About Nonpublic School Security Funding: State aid for this purpose has been made available from the State of New Jersey, Department of Education, through the Nonpublic Security Aid Program FY2016. The New Jersey Nonpublic Security Aid Program is appropriating State aid to public school districts to allocate to nonpublic schools $25.00 per pupil times the number of nonpublic school students within the school district. Consultation with the nonpublic schools is required to discuss and agree on the security services, equipment and technology to be purchased. Consultations must be completed by the end of October.
The board of education in each N.J. public school district with nonpublic schools within its boundaries is responsible for providing security services, equipment, and technology to the nonpublic schools within the limits of the funds provided by this program.
About Assemblyman Sean T. Kean: Assemblyman Kean is serving his second tenure in the New Jersey General Assembly. He served from October 2002 when he was chosen to fill a vacancy to January 2008 when he started a four-year term in the State Senate. Following redistricting in 2011, he returned to the General Assembly on January 10, 2012. Assemblyman Kean served on the Monmouth County Environmental Council from 1999-2001. He previously served on the Wall Township Planning Board and is a member of the Friendly Sons of the Shillelagh of the Jersey Shore.

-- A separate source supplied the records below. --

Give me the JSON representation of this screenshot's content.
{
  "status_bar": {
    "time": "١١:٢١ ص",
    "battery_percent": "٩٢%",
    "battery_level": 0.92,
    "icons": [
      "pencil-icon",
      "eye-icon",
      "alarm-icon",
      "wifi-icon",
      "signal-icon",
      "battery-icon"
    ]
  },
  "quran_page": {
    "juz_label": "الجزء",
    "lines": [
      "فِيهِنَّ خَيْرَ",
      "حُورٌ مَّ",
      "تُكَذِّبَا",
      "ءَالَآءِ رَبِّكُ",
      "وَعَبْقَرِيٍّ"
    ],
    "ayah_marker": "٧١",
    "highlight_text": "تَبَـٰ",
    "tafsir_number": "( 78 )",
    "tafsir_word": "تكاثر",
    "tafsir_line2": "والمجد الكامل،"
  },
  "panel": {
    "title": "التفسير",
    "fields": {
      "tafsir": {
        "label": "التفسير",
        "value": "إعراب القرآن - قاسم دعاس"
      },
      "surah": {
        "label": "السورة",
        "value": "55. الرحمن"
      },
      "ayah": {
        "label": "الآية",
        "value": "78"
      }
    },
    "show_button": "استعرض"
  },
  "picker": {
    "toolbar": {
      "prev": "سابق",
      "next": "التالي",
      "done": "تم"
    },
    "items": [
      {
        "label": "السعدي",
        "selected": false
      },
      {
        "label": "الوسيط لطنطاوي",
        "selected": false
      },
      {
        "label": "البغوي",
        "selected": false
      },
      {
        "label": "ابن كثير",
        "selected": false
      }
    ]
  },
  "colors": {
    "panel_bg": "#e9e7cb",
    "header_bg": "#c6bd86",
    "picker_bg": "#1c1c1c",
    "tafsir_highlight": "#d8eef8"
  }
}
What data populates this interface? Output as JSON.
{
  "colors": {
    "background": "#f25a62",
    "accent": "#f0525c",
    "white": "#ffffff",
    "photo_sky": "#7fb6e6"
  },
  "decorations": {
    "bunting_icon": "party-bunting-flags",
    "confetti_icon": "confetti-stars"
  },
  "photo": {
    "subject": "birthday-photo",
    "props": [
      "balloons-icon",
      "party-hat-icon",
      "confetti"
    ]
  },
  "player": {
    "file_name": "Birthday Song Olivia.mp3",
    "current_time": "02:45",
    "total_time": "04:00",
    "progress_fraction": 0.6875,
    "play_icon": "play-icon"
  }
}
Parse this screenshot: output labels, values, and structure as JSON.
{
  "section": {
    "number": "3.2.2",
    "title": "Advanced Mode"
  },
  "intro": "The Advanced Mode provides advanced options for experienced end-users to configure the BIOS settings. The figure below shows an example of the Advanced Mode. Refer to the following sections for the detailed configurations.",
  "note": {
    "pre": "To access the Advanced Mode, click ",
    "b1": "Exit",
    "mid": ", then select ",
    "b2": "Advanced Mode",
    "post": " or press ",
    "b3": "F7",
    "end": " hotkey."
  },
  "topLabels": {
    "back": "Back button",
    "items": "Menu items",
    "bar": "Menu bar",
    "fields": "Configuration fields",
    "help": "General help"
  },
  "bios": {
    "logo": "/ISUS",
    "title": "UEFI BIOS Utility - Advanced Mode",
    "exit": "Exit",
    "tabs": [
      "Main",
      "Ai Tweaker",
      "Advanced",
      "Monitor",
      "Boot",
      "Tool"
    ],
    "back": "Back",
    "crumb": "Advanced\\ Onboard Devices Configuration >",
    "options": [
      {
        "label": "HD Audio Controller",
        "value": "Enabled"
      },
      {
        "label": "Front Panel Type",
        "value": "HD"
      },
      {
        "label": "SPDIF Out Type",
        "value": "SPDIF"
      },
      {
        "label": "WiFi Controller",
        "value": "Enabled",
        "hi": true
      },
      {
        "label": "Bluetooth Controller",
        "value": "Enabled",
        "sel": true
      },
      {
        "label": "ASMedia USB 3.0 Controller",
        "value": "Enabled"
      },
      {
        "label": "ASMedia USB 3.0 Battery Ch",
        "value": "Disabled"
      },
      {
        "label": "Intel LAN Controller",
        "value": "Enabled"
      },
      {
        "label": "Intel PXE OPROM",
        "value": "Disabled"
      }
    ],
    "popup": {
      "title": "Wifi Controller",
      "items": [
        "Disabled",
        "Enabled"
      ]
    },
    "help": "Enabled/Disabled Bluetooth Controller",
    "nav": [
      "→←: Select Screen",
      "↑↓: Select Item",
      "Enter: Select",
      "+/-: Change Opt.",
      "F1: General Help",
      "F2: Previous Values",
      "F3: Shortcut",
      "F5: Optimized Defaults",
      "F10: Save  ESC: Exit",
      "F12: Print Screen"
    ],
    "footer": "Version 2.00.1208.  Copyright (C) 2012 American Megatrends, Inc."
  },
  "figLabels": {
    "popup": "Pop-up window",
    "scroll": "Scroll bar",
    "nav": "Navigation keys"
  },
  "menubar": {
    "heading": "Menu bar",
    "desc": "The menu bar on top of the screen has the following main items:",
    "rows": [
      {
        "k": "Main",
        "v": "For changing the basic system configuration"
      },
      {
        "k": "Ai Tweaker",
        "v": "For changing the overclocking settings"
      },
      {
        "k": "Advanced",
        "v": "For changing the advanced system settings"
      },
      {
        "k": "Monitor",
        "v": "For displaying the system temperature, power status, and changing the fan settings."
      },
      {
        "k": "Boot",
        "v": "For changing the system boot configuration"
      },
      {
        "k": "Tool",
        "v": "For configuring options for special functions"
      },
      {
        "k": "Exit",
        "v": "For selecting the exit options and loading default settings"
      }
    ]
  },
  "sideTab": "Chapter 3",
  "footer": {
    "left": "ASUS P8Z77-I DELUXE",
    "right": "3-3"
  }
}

Legislation: Assemblyman Kean has sponsored legislation to mandate that carbon monoxide sensors be installed in all residences. He also sponsored legislation requiring zero emission vehicle technology be made available in the state, and a bill to increase penalties for persons convicted of kidnapping a child under the age of 16. He also authored the law creating the Gold Star license plates for family members of fallen soldiers. In addition, he sponsored legislation that revised alimony laws by providing grounds for modification and termination when the alimony payer retires, loses a job, or when the alimony recipient cohabitates with another person.
Assemblyman Kean, born May 21, 1963, grew up in Deal, N.J. He is a graduate of Red Bank Catholic High School. He graduated from Seton Hall University in 1988, received a master’s degree from Columbia University, and earned a law degree from Seton Hall University Law School. He has a private law practice. He resides in Wall Township with his wife Bridget, and three children.